## Problem:
Return all of the data verbatim, dropping any picture.

## Provided records:

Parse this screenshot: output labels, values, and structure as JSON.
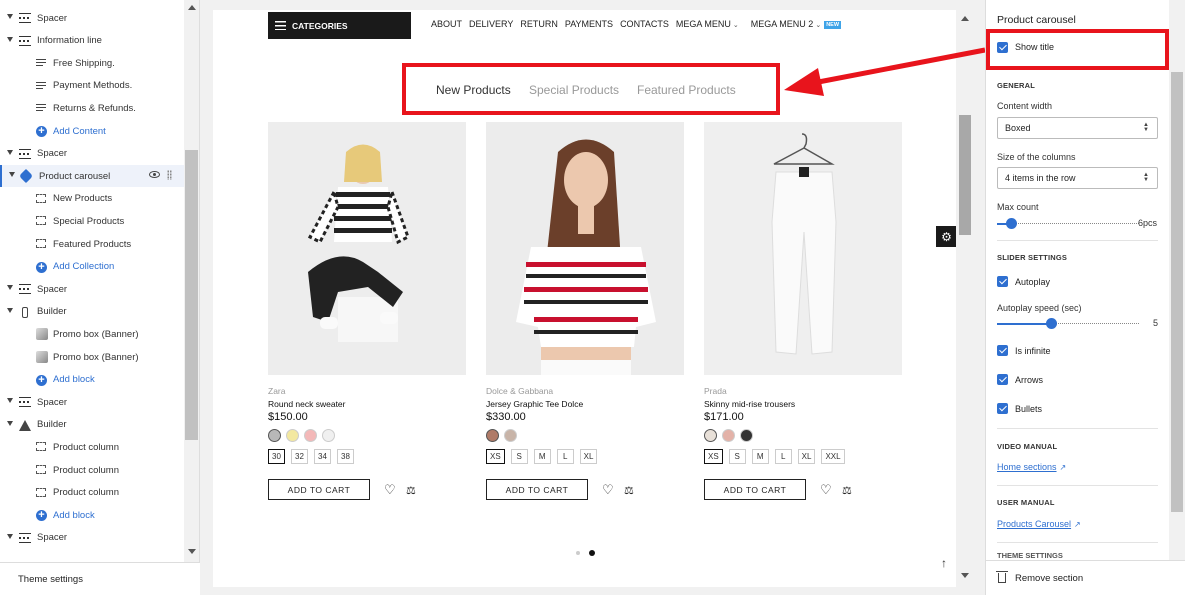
{
  "left_panel": {
    "items": [
      {
        "label": "Spacer",
        "level": 0,
        "icon": "spacer-icon"
      },
      {
        "label": "Information line",
        "level": 0,
        "icon": "spacer-icon"
      },
      {
        "label": "Free Shipping.",
        "level": 1,
        "icon": "text-lines-icon"
      },
      {
        "label": "Payment Methods.",
        "level": 1,
        "icon": "text-lines-icon"
      },
      {
        "label": "Returns & Refunds.",
        "level": 1,
        "icon": "text-lines-icon"
      },
      {
        "label": "Add Content",
        "level": 1,
        "icon": "plus-circle-icon",
        "link": true
      },
      {
        "label": "Spacer",
        "level": 0,
        "icon": "spacer-icon"
      },
      {
        "label": "Product carousel",
        "level": 0,
        "icon": "tag-icon",
        "active": true
      },
      {
        "label": "New Products",
        "level": 1,
        "icon": "dashed-box-icon"
      },
      {
        "label": "Special Products",
        "level": 1,
        "icon": "dashed-box-icon"
      },
      {
        "label": "Featured Products",
        "level": 1,
        "icon": "dashed-box-icon"
      },
      {
        "label": "Add Collection",
        "level": 1,
        "icon": "plus-circle-icon",
        "link": true
      },
      {
        "label": "Spacer",
        "level": 0,
        "icon": "spacer-icon"
      },
      {
        "label": "Builder",
        "level": 0,
        "icon": "builder-icon"
      },
      {
        "label": "Promo box (Banner)",
        "level": 1,
        "icon": "promo-thumb-icon"
      },
      {
        "label": "Promo box (Banner)",
        "level": 1,
        "icon": "promo-thumb-icon"
      },
      {
        "label": "Add block",
        "level": 1,
        "icon": "plus-circle-icon",
        "link": true
      },
      {
        "label": "Spacer",
        "level": 0,
        "icon": "spacer-icon"
      },
      {
        "label": "Builder",
        "level": 0,
        "icon": "home-icon"
      },
      {
        "label": "Product column",
        "level": 1,
        "icon": "dashed-box-icon"
      },
      {
        "label": "Product column",
        "level": 1,
        "icon": "dashed-box-icon"
      },
      {
        "label": "Product column",
        "level": 1,
        "icon": "dashed-box-icon"
      },
      {
        "label": "Add block",
        "level": 1,
        "icon": "plus-circle-icon",
        "link": true
      },
      {
        "label": "Spacer",
        "level": 0,
        "icon": "spacer-icon"
      }
    ],
    "theme_settings": "Theme settings"
  },
  "preview": {
    "categories_label": "CATEGORIES",
    "nav": [
      "ABOUT",
      "DELIVERY",
      "RETURN",
      "PAYMENTS",
      "CONTACTS",
      "MEGA MENU",
      "MEGA MENU 2"
    ],
    "new_badge": "NEW",
    "tabs": [
      "New Products",
      "Special Products",
      "Featured Products"
    ],
    "active_tab": 0,
    "add_to_cart": "ADD TO CART",
    "products": [
      {
        "brand": "Zara",
        "name": "Round neck sweater",
        "price": "$150.00",
        "sizes": [
          "30",
          "32",
          "34",
          "38"
        ],
        "selected_size": 0,
        "swatches": [
          "#b8b8b8",
          "#f3e8a0",
          "#f3b8b8",
          "#f0f0f0"
        ]
      },
      {
        "brand": "Dolce & Gabbana",
        "name": "Jersey Graphic Tee Dolce",
        "price": "$330.00",
        "sizes": [
          "XS",
          "S",
          "M",
          "L",
          "XL"
        ],
        "selected_size": 0,
        "swatches": [
          "#b07b68",
          "#c8b4a8"
        ]
      },
      {
        "brand": "Prada",
        "name": "Skinny mid-rise trousers",
        "price": "$171.00",
        "sizes": [
          "XS",
          "S",
          "M",
          "L",
          "XL",
          "XXL"
        ],
        "selected_size": 0,
        "swatches": [
          "#e8e0d8",
          "#e3b2a8",
          "#333333"
        ]
      }
    ],
    "slider_pages": 2,
    "active_page": 1
  },
  "right_panel": {
    "title": "Product carousel",
    "show_title": {
      "label": "Show title",
      "checked": true
    },
    "general": {
      "heading": "GENERAL",
      "content_width_label": "Content width",
      "content_width_value": "Boxed",
      "columns_label": "Size of the columns",
      "columns_value": "4 items in the row",
      "max_count_label": "Max count",
      "max_count_value": "6pcs",
      "max_count_fraction": 0.1
    },
    "slider_settings": {
      "heading": "SLIDER SETTINGS",
      "autoplay": {
        "label": "Autoplay",
        "checked": true
      },
      "speed_label": "Autoplay speed (sec)",
      "speed_value": "5",
      "speed_fraction": 0.38,
      "infinite": {
        "label": "Is infinite",
        "checked": true
      },
      "arrows": {
        "label": "Arrows",
        "checked": true
      },
      "bullets": {
        "label": "Bullets",
        "checked": true
      }
    },
    "video_manual": {
      "heading": "VIDEO MANUAL",
      "link": "Home sections"
    },
    "user_manual": {
      "heading": "USER MANUAL",
      "link": "Products Carousel"
    },
    "theme_settings_heading": "THEME SETTINGS",
    "remove_section": "Remove section"
  },
  "colors": {
    "accent": "#2e6fd0",
    "highlight": "#e8141c"
  }
}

## Solution to this exercise:
Parse this screenshot: output labels, values, and structure as JSON.
{
  "left_panel": {
    "items": [
      {
        "label": "Spacer",
        "level": 0,
        "icon": "spacer-icon"
      },
      {
        "label": "Information line",
        "level": 0,
        "icon": "spacer-icon"
      },
      {
        "label": "Free Shipping.",
        "level": 1,
        "icon": "text-lines-icon"
      },
      {
        "label": "Payment Methods.",
        "level": 1,
        "icon": "text-lines-icon"
      },
      {
        "label": "Returns & Refunds.",
        "level": 1,
        "icon": "text-lines-icon"
      },
      {
        "label": "Add Content",
        "level": 1,
        "icon": "plus-circle-icon",
        "link": true
      },
      {
        "label": "Spacer",
        "level": 0,
        "icon": "spacer-icon"
      },
      {
        "label": "Product carousel",
        "level": 0,
        "icon": "tag-icon",
        "active": true
      },
      {
        "label": "New Products",
        "level": 1,
        "icon": "dashed-box-icon"
      },
      {
        "label": "Special Products",
        "level": 1,
        "icon": "dashed-box-icon"
      },
      {
        "label": "Featured Products",
        "level": 1,
        "icon": "dashed-box-icon"
      },
      {
        "label": "Add Collection",
        "level": 1,
        "icon": "plus-circle-icon",
        "link": true
      },
      {
        "label": "Spacer",
        "level": 0,
        "icon": "spacer-icon"
      },
      {
        "label": "Builder",
        "level": 0,
        "icon": "builder-icon"
      },
      {
        "label": "Promo box (Banner)",
        "level": 1,
        "icon": "promo-thumb-icon"
      },
      {
        "label": "Promo box (Banner)",
        "level": 1,
        "icon": "promo-thumb-icon"
      },
      {
        "label": "Add block",
        "level": 1,
        "icon": "plus-circle-icon",
        "link": true
      },
      {
        "label": "Spacer",
        "level": 0,
        "icon": "spacer-icon"
      },
      {
        "label": "Builder",
        "level": 0,
        "icon": "home-icon"
      },
      {
        "label": "Product column",
        "level": 1,
        "icon": "dashed-box-icon"
      },
      {
        "label": "Product column",
        "level": 1,
        "icon": "dashed-box-icon"
      },
      {
        "label": "Product column",
        "level": 1,
        "icon": "dashed-box-icon"
      },
      {
        "label": "Add block",
        "level": 1,
        "icon": "plus-circle-icon",
        "link": true
      },
      {
        "label": "Spacer",
        "level": 0,
        "icon": "spacer-icon"
      }
    ],
    "theme_settings": "Theme settings"
  },
  "preview": {
    "categories_label": "CATEGORIES",
    "nav": [
      "ABOUT",
      "DELIVERY",
      "RETURN",
      "PAYMENTS",
      "CONTACTS",
      "MEGA MENU",
      "MEGA MENU 2"
    ],
    "new_badge": "NEW",
    "tabs": [
      "New Products",
      "Special Products",
      "Featured Products"
    ],
    "active_tab": 0,
    "add_to_cart": "ADD TO CART",
    "products": [
      {
        "brand": "Zara",
        "name": "Round neck sweater",
        "price": "$150.00",
        "sizes": [
          "30",
          "32",
          "34",
          "38"
        ],
        "selected_size": 0,
        "swatches": [
          "#b8b8b8",
          "#f3e8a0",
          "#f3b8b8",
          "#f0f0f0"
        ]
      },
      {
        "brand": "Dolce & Gabbana",
        "name": "Jersey Graphic Tee Dolce",
        "price": "$330.00",
        "sizes": [
          "XS",
          "S",
          "M",
          "L",
          "XL"
        ],
        "selected_size": 0,
        "swatches": [
          "#b07b68",
          "#c8b4a8"
        ]
      },
      {
        "brand": "Prada",
        "name": "Skinny mid-rise trousers",
        "price": "$171.00",
        "sizes": [
          "XS",
          "S",
          "M",
          "L",
          "XL",
          "XXL"
        ],
        "selected_size": 0,
        "swatches": [
          "#e8e0d8",
          "#e3b2a8",
          "#333333"
        ]
      }
    ],
    "slider_pages": 2,
    "active_page": 1
  },
  "right_panel": {
    "title": "Product carousel",
    "show_title": {
      "label": "Show title",
      "checked": true
    },
    "general": {
      "heading": "GENERAL",
      "content_width_label": "Content width",
      "content_width_value": "Boxed",
      "columns_label": "Size of the columns",
      "columns_value": "4 items in the row",
      "max_count_label": "Max count",
      "max_count_value": "6pcs",
      "max_count_fraction": 0.1
    },
    "slider_settings": {
      "heading": "SLIDER SETTINGS",
      "autoplay": {
        "label": "Autoplay",
        "checked": true
      },
      "speed_label": "Autoplay speed (sec)",
      "speed_value": "5",
      "speed_fraction": 0.38,
      "infinite": {
        "label": "Is infinite",
        "checked": true
      },
      "arrows": {
        "label": "Arrows",
        "checked": true
      },
      "bullets": {
        "label": "Bullets",
        "checked": true
      }
    },
    "video_manual": {
      "heading": "VIDEO MANUAL",
      "link": "Home sections"
    },
    "user_manual": {
      "heading": "USER MANUAL",
      "link": "Products Carousel"
    },
    "theme_settings_heading": "THEME SETTINGS",
    "remove_section": "Remove section"
  },
  "colors": {
    "accent": "#2e6fd0",
    "highlight": "#e8141c"
  }
}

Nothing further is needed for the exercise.